The winter wheat harvest kicked off across the UK this week, with combines rolling into fields up to two weeks earlier than normal because of the extreme season.
Growers are pleasantly pleased with initial yields, despite the wet autumn and spring drought, with arable farmer James Atwood even seeing parts of fields touching 17t/ha for his milling wheat at New Hook Farm on the Isle of Sheppey.
Mr Atwood’s wheat was one of the first crops to be cut on 15 July, where 240ha of Crusoe and Skyfall have been harvested so far, averaging an exceptional 12.5-13t/ha. He has a further 800ha left to be cut.
He started combining significantly earlier than usual on his heavy clay soils, where a 10ha area of his Crusoe wheat yielded 16-17t/ha, breaking previous farm records.
“We have never cut this early before. The dry spring brought our harvest forward by a good 10 days.

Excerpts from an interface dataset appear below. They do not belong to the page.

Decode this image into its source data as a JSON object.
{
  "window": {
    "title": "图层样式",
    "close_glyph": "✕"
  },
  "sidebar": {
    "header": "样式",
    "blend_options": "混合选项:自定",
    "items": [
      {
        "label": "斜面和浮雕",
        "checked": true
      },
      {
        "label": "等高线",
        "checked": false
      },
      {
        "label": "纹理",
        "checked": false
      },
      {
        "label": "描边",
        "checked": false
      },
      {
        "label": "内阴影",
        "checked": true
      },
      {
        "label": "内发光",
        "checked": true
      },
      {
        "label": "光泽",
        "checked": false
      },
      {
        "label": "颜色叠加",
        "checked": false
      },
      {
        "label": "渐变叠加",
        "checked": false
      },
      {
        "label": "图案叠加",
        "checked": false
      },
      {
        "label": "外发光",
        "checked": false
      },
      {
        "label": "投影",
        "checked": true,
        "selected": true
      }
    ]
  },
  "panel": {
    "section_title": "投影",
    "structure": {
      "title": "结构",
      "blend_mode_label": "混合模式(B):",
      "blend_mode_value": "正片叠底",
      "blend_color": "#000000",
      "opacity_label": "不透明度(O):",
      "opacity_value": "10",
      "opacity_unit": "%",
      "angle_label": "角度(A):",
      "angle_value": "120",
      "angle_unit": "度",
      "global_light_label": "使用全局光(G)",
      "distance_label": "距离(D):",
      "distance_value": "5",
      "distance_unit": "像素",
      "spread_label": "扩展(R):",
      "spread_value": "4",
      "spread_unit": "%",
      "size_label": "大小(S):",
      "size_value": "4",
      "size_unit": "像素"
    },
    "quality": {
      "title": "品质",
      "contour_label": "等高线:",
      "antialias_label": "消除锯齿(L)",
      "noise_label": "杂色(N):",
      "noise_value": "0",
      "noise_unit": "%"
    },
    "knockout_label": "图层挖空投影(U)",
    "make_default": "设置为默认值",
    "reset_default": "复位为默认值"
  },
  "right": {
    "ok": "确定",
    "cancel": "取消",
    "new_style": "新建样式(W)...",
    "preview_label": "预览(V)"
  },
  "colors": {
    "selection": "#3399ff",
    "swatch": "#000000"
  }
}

“Crop growth depends so much on the weather and the growing season. The long, warm spring helped crops do well and our heavy clay soils helped to retain moisture,” he says.
Quality is good at 14.5% moisture, a specific weight of 82kg/hL and protein levels of 14% for Crusoe and 13% for Skyfall.
Wheat was planted during late September and early October, allowing him to get his crops in the ground before the weather turned wet.
Next on the harvest to-do list will be 170ha of maize for the farm’s anaerobic digestion plant.
Further west in Berkshire, Colin Rayner cut 27ha of his feed wheat Graham on Saturday, two weeks earlier than his 10-year average, with crops yielding an impressive 10t/ha, at 12.5% moisture.
“Yields so far of the Graham winter wheat are doing well, with high bushel weights.
“Admittedly, the wheat straw is still a bit green, but we are exceptionally pleased with this crop, considering the season, as starting harvest this early would normally mean poorer yields,” says Mr Rayner.
An initial sample taken from a trailer going into the grain store read 12.5% protein and a specific weight of 79.6 kg/hl, with both hagberg falling numbers well over 200.
Mr Raynor adds that he usually starts wheat harvest during August, making this year a real exception, as his winter barley, oilseed rape and winter wheat harvest all kicked off in July.
“Our harvest is normally spread over two months, but now that it is condensed into one, we have had to run another combine to help us balance workload so crops are cut at their optimum, which also saves money on drying costs,” he says.
His 250ha of wheat was planted on 19 September, just before the rain, when the soil was ploughed, power harrowed, drilled and then rolled, without a pre-emergecne spray application.
Another farmer seeing an early start to his wheat harvest is Charles Leadbetter at Eastern Farms in Cambridgeshire, who says his combine is into wheat a week earlier than normal because of the extreme weather.
The crop of Zyatt milling wheat was drilled after sugar beet last autumn, which had removed some of the moisture, enabling cultivations to be carried out before the drill. “It was slow to emerge.”
Mr Leadbetter’s New Holland combine with 12.5m header started rolling yesterday (20 July) and the wheat was coming off at 14.5% moisture, with a specific weight of 74-75kg/hl, which he says is a bit low.
“Protein is 13%, which is where we want to be for our milling wheat,” he says.
Yields so far have been 8.2-8.3t/ha. “I thought it was going to be worse – maybe nearer 7-7.5t/ha.”
However, it is still below the farm’s 10-year average of about 10t/ha. “You can usually guarantee at least 9t/ha on this farm.”
The dry forecast means he hopes to make good progress with the rest of this 100ha block, followed by another 120ha block down the road.